3) It's Fox - Hey, remember Firefly? Or Terminator: The Sarah Conner Chronicles? Or when King of the Hill was aired consistently on its time slot instead of Til Death or Family Guy reruns? Or Futurama maintaining that post-Simpsons slot on Sundays? Or the initial run of Family Guy consistently airing on one night of the week? Fox, as a network, consistently picks up these great, interesting, different shows and runs them into the ground. It's like they want to stop other networks from getting a program that has a potential built in audience but don't actually want to air it themselves. It certainly can't be fiscally sound to keep dumping programs so early in the run, especially given the network's propensity to order a ton of episodes and then not air them in order, let alone air them at all.

What chance does Glee have when it's about a bunch of singing and dancing high school students not named Zac Effron or Miley Cyrus?

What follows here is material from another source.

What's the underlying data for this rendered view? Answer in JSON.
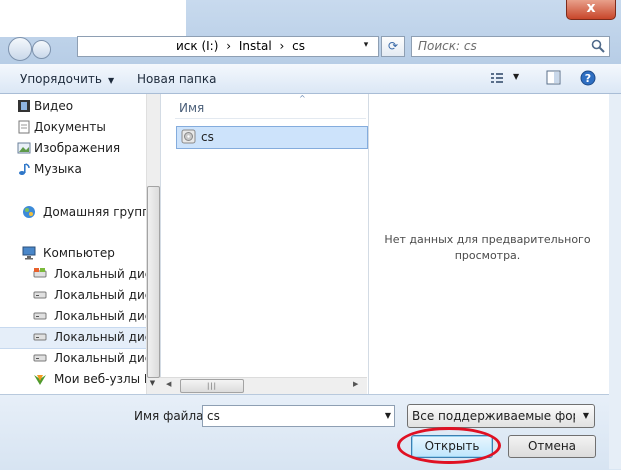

I'm hoping for the best with this show. Something tells me the hype produced by the solid pilot won't be fulfilled, as I anticipate Fox saying do everything the same but in a completely different way. I suspect we'll be inundated with extraneous song sequences (like Bust Your Windows) in place of actually development of the Glee Club arc to success. Watching the pilot, we already know the club will have a Sister Act II like success, triumphing over all adversity to win the championship and squashing the evildoers trying to abandon funding for the arts in public education.

My biggest concern? Can the show keep putting out strong harmonized versions of popular songs without pushing them too far outside the comfort zone of the average American pop culture consumer? There are some gorgeous, but risky, choices in Don't Stop Believing that clearly paid off. But will the audience respond as well to a rap song like Gold Digger being done the same way? Or songs straight off the charts? I'm thinking even if Glee overcomes the Fox sinkhole of cancellation it will still lose out in the long run to not demonstrating enough "improvement" to make the storyline believable or for going too far into theater territory with the arrangements.

In short, Glee can't possibly win. I hope I'm wrong, but I'm not convinced that success is even a possibility in the long run. It feels like this might get to match Pushing Daisies' stellar success off of one season, then be forgotten enough to result in cancellation during the second.